Gujarat tops the list of five Indian states that are considered the “safest” for circulating counterfeit currency notes – allegedly pushed in by Pakistan’s Inter-Services Intelligence (ISI) agency – according to the latest data released by the National Crime Records Bureau (NCRB).
Of the 30,354,604 counterfeit notes seized across the country, 87,47,820 were recovered from Gujarat in 2014.
Chhattisgarh followed close on the heels with the seizure of 7,386,900 fake notes, while Andhra Pradesh, Punjab and Haryana saw recoveries of 5,437,600, 3,249,000 and 1,696,850 counterfeit notes.
Police officers monitoring the circulation of fake notes suspect that the ISI is pushing such notes in India which have a greater resemblance to India’s high denomination Rs.1,000 and Rs.500 notes. The officers said that they have been noticing for the past few months that differences between genuine and counterfeit notes were reducing and that around five such differences have actually disappeared.
“The paper being used to make the fake notes is now more similar. The stiffness is almost the same. The security thread (in the right half) on fake notes also resembles that on the genuine currency.
“The watermark (the portrait of Mahatma Gandhi in light and shade) has also been nearly matched,” an officer, who did not want to be named, told IANS.
“The identification mark on the left of the note looks quite similar in counterfeit and genuine notes. The optical variable ink also looks similar,” he added.

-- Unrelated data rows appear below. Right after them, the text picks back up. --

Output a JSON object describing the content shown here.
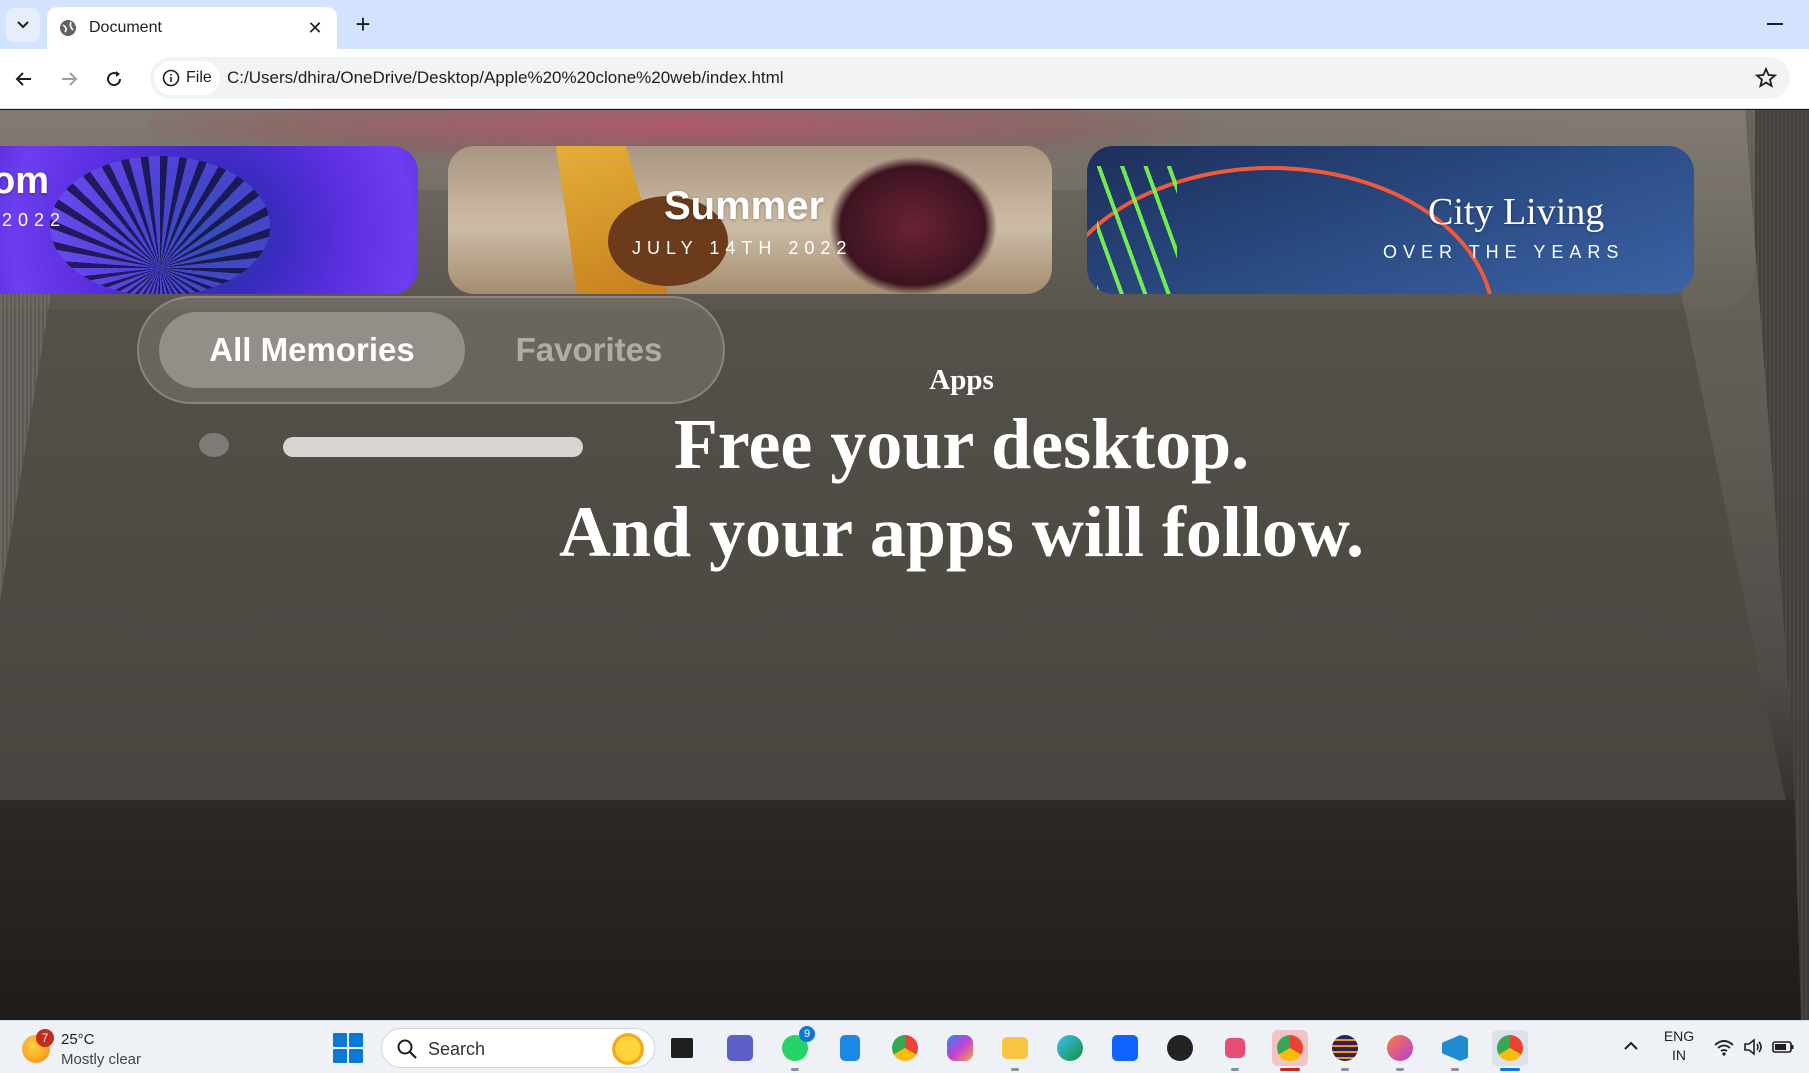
{
  "browser": {
    "tab_title": "Document",
    "tab_close": "✕",
    "new_tab": "+",
    "site_info_label": "File",
    "url": "C:/Users/dhira/OneDrive/Desktop/Apple%20%20clone%20web/index.html"
  },
  "page": {
    "cards": [
      {
        "title": "om",
        "subtitle": "2022"
      },
      {
        "title": "Summer",
        "subtitle": "JULY 14TH 2022"
      },
      {
        "title": "City Living",
        "subtitle": "OVER THE YEARS"
      }
    ],
    "segments": {
      "active": "All Memories",
      "other": "Favorites"
    },
    "section_label": "Apps",
    "headline_line1": "Free your desktop.",
    "headline_line2": "And your apps will follow."
  },
  "taskbar": {
    "weather_badge": "7",
    "temperature": "25°C",
    "condition": "Mostly clear",
    "search_label": "Search",
    "whatsapp_badge": "9",
    "lang_line1": "ENG",
    "lang_line2": "IN",
    "icons": [
      "start-icon",
      "task-view-icon",
      "teams-icon",
      "whatsapp-icon",
      "notepad-icon",
      "chrome-icon",
      "copilot-icon",
      "file-explorer-icon",
      "edge-icon",
      "sticky-app-icon",
      "media-app-icon",
      "snipping-tool-icon",
      "chrome-profile-icon",
      "eclipse-icon",
      "brave-icon",
      "vscode-icon",
      "chrome-active-icon"
    ]
  },
  "colors": {
    "tabstrip": "#d3e3fd",
    "accent": "#0a78d7",
    "headline": "#ffffff"
  }
}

Of the 30,354,604 counterfeit notes seized across the country, those in the Rs.1,000 denomination was the highest at 19,895,000.
The recovery of notes in the Rs.500, Rs.100 and Rs.50 denominations across India was9,490,500; 938,800 and 25,000.
However, the seizure of other fake Indian currency was was a mere 5,304 pieces.
The NCRB data said that Chhattishgarh is the state from where highest 7,224,000 fake notes of Rs.1,000 denomination were recovered.
Gujarat was on the second highest with the recovery of 2,441,000 notes of the same denomination, followed by Punjab (3,179,000 notes) and Andhra Pradesh (2,441,000 notes).
Indian intelligence agencies are worried that despite some traditional smuggling routes of Fake Indian Currency Notes (FICN) being neutralized, the flow has not slowed.
The traditional route is the India-Pakistan border and several means are employed, including travel by road.
“All the border areas in India have been facing the problem with the circulation of fake notes trade and the drug trade,” said the officer.
Apart from the road and railway routes, the air route via Bangladesh, Nepal, Sri Lanka, Malaysia, Singapore, Thailand and the United Arab Emirates, as also China and Holland, are being used for smuggling in fake notes.
A bank official, on condition of anonymity, told IANS that if one gets a fake note, he should immediately approach the nearby police station and register an FIR against the person who gave him the note.
“If a fake currency is withdrawn from any ATM, one should also file an FIR against that bank. The Reserve Bank of India penalizes such banks if they are found guilty,” the official, who is a manager in State Bank of India, told IANS.